You've heard of açaí, kale, quinoa and chia, but you probably haven't heard of this superfood.
Gurạdji (ger-ra-jee) is a native Australian bio-food which has been used by Indigenous people for thousands of years both ceremonially and medicinally.
Grown in the Australian bush, Gurạdji has many traditional uses -- the leaves were chewed to relieve toothache, steeped in water and sipped to relieve pain or nausea, and made into a paste that was applied to wounds or injuries to reduce inflammation.
We are lucky to have so much native produce in Australia that is so far untapped.
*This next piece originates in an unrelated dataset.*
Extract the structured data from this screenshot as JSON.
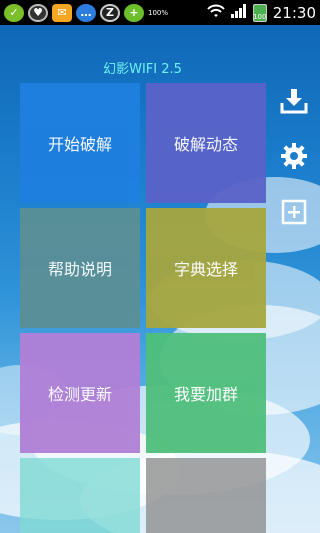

Gurạdji is available as a tisane that can be brewed in both hot and cold water for a caffeine free, cleansing herbal boost. When brewed, Gurạdji has a slightly sweet, mild green tea flavour, without the bitter tannins.
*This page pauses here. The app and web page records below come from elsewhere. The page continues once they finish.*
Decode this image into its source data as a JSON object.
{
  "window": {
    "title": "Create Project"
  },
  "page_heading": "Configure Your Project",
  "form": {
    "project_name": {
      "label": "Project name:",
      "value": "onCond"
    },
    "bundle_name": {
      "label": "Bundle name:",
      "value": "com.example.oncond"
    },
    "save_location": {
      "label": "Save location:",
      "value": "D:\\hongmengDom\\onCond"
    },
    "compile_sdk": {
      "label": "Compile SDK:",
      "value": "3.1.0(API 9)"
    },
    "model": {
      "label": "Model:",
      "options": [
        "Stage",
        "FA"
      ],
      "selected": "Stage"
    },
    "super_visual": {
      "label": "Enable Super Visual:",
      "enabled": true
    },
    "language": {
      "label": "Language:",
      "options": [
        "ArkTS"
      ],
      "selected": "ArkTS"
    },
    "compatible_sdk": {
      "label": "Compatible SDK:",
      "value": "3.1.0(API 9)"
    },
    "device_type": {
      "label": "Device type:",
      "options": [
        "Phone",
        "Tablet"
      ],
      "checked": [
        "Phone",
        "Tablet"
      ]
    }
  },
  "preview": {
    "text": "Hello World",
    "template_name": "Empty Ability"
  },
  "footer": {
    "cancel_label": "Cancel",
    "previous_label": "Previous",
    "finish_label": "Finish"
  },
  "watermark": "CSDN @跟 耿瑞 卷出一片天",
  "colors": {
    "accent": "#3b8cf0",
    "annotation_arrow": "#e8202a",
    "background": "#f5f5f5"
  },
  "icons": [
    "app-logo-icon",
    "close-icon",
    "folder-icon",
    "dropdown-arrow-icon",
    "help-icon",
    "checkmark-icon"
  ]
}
Health and wellness company LORE Australia have introduced this native superfood, with the founder, Jesse Gurugirr, having first learned of the plant from his Aboriginal relatives who passed it along from generation to generation.
"The plant gets its name from the wise 'Gurạdji Men' that once dispensed the leaf. They were the holders of knowledge, tradition and rules -- the lore," Gurugirr told The Huffington Post Australia.
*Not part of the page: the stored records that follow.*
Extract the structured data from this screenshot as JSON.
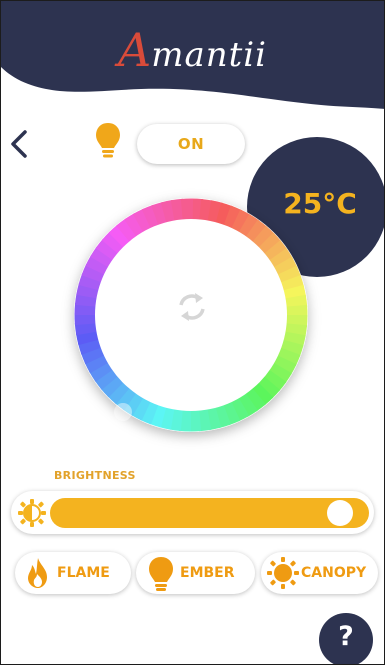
{
  "app": {
    "brand_initial": "A",
    "brand_rest": "mantii"
  },
  "power": {
    "label": "ON"
  },
  "temperature": {
    "value": "25°C"
  },
  "brightness": {
    "label": "BRIGHTNESS",
    "level_fraction": 0.95
  },
  "modes": [
    {
      "label": "FLAME",
      "icon": "flame-icon"
    },
    {
      "label": "EMBER",
      "icon": "lightbulb-icon"
    },
    {
      "label": "CANOPY",
      "icon": "sun-icon"
    }
  ],
  "help": {
    "label": "?"
  },
  "colors": {
    "navy": "#2d3350",
    "accent_amber": "#f4b31f",
    "mode_orange": "#ef9b12",
    "brand_red": "#d94b3a"
  }
}
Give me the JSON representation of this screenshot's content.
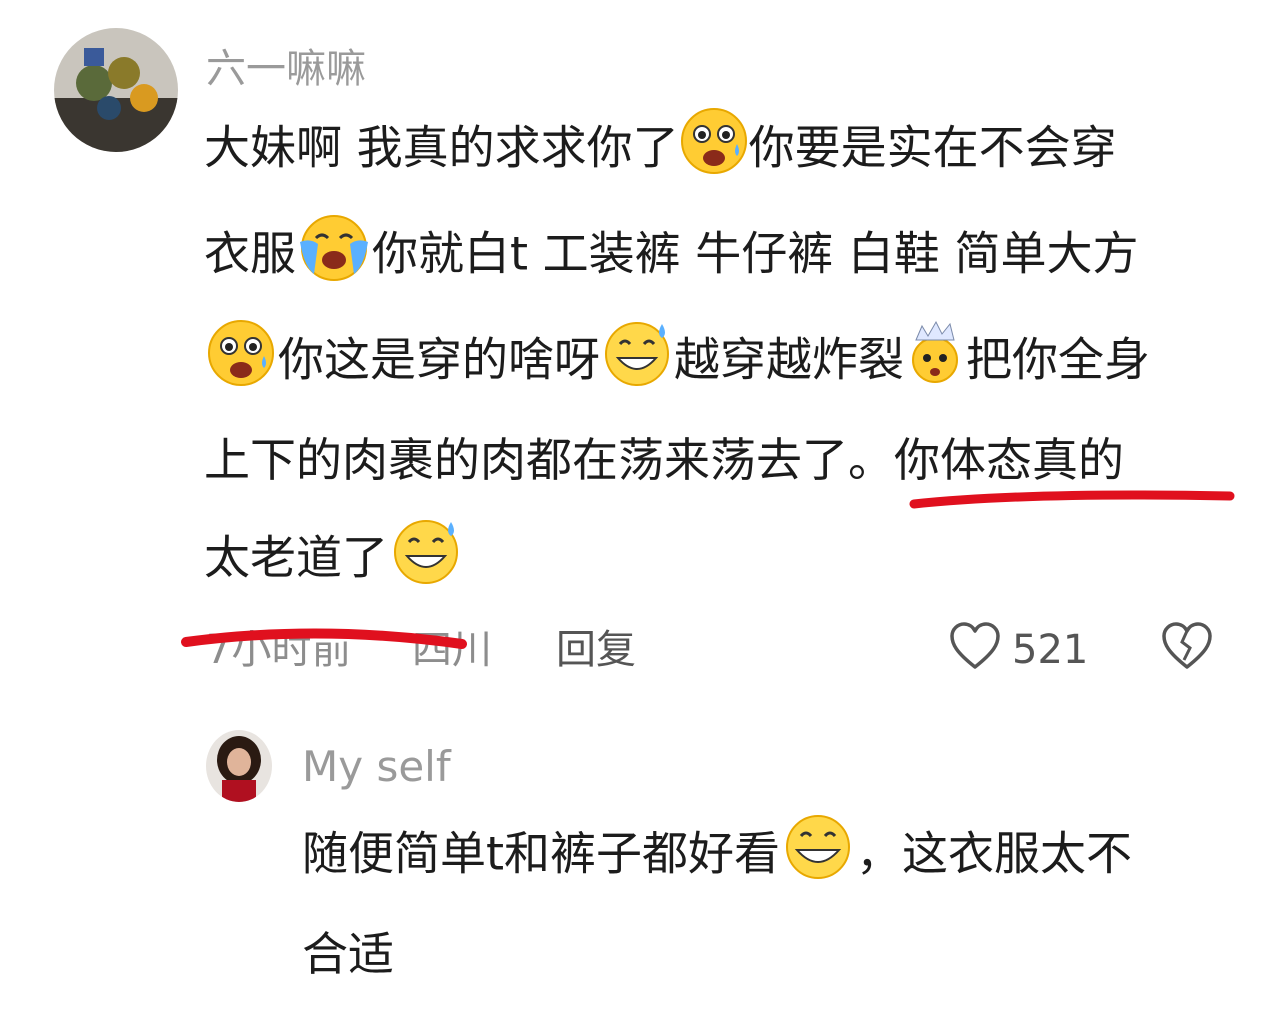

"Gurạdji was shared as a way to welcome others and create a sense of community between clans."
On top of relieve toothaches, Gurạdji leaves were "chewed for vitality and to suppress hunger".
"Women would make a sun tea by steeping the leaves in water and leaving it in the sun," Gurugirr said. "They would drink the sun brewed infusion to relieve cramping, headaches and upset stomachs."
According to Gurugirr, Gurạdji has a strong nutritional profile and while it is "not an instant fix or miracle cure" it is packed with a range of compounds which, when taken regularly as part of a healthy diet, can have positive long-term health benefits.
"As a tisane, Gurạdji is packed full of polyphenol antioxidants which are known to be beneficial in preventing cardiovascular disease, cancers and osteoporosis, and play an important role in the prevention of neurodegenerative diseases and diabetes," Gurugirr told HuffPost Australia.
"Gurạdji also contains compounds such as Quercetin and Kaempferol which have effective anti-inflammatory properties."
To make Gurạdji tisane, heat water to 85 degrees Celsius and steep the leaves for as long as you like. The tisane has a lovely, subtle flavour which becomes rich, yet not bitter, over time. Gurạdji leaves can also be used in other ways.
"Gurạdji can be blended finely or left as is and used on salads, in smoothies or in cooking," Gurugirr said.
"Or try putting your used Gurạdji leaves in a body cloth and washing your body while in the shower or even putting them directly in your bath. The presence of inositol makes it great for skin ailments and leaves your skin feeling soft and rejuvenated."
'Superfoods' aside, eating local Australian foods can help support the environment and local economy. They can also contain more nutrients due to the shorter time between harvest and table.
"We are lucky to have so much native produce in Australia that is so far untapped," Gurugirr told HuffPost Australia.